§ What you should do:
In the records below, how many lines hold the string "stats"? Give only the number.

==========

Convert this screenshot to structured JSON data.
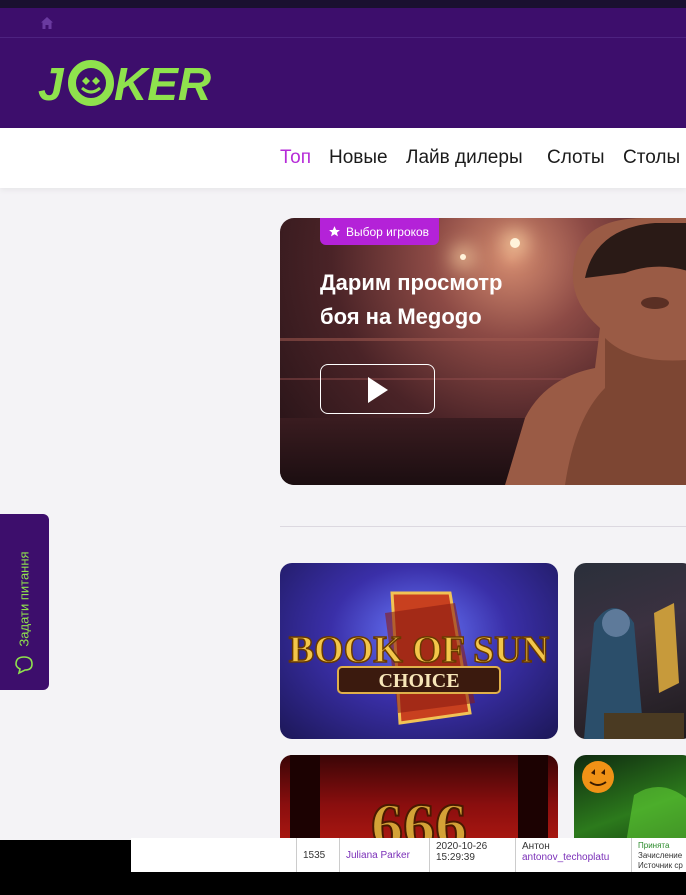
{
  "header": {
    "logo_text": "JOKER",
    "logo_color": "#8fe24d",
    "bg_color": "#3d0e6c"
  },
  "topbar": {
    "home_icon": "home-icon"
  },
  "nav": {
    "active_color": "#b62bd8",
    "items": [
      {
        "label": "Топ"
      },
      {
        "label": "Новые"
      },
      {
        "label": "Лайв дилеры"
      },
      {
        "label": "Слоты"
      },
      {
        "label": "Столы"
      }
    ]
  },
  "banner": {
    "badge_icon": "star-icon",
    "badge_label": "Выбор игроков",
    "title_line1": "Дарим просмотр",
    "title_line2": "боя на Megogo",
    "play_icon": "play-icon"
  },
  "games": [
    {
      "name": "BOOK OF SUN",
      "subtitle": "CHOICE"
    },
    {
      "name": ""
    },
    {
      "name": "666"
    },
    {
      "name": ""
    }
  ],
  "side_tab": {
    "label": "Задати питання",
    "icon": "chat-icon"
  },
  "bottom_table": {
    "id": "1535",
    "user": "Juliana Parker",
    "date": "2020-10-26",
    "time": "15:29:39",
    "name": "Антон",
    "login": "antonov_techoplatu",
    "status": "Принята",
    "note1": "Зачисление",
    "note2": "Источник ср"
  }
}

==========

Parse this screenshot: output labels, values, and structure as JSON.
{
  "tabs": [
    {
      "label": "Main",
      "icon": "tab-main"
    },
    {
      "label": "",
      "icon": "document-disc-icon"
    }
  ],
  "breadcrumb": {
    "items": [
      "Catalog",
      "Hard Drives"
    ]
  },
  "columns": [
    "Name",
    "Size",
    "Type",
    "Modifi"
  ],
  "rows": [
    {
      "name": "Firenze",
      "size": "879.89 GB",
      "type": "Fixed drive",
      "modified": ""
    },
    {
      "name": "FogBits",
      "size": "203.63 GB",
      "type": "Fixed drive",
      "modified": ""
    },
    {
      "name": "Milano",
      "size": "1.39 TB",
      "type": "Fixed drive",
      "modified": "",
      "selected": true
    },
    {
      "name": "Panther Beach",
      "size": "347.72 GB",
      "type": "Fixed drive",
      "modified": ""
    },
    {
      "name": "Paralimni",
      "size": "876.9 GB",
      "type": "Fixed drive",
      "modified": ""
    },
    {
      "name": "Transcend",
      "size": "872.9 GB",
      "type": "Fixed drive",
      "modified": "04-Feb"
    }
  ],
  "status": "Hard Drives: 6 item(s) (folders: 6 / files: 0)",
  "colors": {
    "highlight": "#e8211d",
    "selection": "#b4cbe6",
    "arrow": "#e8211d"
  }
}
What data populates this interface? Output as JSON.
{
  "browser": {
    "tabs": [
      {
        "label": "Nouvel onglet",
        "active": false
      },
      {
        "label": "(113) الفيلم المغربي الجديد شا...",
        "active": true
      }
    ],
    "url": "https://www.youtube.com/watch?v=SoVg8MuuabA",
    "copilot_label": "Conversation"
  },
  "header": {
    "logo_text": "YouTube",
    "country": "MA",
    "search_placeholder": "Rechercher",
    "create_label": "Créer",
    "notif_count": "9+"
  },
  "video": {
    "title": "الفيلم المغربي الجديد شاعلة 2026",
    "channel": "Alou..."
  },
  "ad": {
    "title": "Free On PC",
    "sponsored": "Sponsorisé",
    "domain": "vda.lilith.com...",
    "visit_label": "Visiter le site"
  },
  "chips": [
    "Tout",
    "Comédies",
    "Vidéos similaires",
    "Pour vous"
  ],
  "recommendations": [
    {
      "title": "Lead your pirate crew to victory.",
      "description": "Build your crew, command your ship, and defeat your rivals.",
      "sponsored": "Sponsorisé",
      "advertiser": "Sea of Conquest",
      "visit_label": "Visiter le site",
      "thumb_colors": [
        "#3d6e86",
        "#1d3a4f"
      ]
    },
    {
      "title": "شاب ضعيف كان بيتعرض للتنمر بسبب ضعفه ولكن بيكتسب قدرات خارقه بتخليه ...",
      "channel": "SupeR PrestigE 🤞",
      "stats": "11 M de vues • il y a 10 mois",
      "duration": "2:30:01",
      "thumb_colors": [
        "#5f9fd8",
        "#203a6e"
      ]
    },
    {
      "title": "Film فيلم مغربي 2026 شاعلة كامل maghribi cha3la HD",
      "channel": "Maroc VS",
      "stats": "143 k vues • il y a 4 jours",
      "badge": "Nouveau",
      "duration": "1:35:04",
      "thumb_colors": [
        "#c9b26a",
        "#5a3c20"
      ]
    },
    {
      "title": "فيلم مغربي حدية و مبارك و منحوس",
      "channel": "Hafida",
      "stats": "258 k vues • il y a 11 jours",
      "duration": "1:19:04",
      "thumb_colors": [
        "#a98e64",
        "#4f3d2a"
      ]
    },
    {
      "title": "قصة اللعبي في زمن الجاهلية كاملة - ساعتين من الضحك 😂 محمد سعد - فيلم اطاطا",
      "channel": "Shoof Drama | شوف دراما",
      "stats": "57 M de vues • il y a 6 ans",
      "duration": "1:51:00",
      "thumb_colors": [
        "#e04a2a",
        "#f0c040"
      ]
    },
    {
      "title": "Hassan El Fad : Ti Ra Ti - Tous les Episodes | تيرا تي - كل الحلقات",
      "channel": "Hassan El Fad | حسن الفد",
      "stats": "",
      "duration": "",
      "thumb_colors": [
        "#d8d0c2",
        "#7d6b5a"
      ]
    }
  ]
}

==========

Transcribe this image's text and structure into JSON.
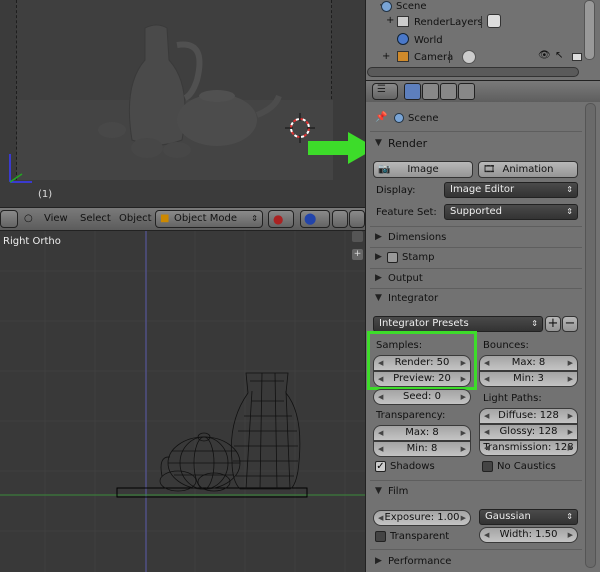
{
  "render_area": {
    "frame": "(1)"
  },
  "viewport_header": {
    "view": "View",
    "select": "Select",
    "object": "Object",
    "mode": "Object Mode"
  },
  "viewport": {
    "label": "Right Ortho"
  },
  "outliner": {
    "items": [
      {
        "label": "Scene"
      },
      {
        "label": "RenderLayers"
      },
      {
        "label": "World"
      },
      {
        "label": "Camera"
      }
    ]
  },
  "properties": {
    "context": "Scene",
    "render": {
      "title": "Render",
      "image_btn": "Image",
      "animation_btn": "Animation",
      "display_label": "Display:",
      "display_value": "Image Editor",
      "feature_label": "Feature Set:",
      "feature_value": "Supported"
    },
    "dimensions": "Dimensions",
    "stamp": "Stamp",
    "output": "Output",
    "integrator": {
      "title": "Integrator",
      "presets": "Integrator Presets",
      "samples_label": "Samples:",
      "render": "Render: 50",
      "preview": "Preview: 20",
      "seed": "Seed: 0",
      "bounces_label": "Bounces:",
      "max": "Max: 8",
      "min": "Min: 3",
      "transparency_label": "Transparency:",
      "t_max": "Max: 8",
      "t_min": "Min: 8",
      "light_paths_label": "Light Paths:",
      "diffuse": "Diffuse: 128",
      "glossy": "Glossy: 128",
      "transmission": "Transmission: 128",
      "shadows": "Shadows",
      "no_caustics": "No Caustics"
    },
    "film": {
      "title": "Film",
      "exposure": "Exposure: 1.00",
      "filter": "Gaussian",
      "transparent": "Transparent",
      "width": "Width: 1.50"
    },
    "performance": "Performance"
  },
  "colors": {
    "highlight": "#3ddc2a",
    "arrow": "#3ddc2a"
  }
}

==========

§ Written solution:
5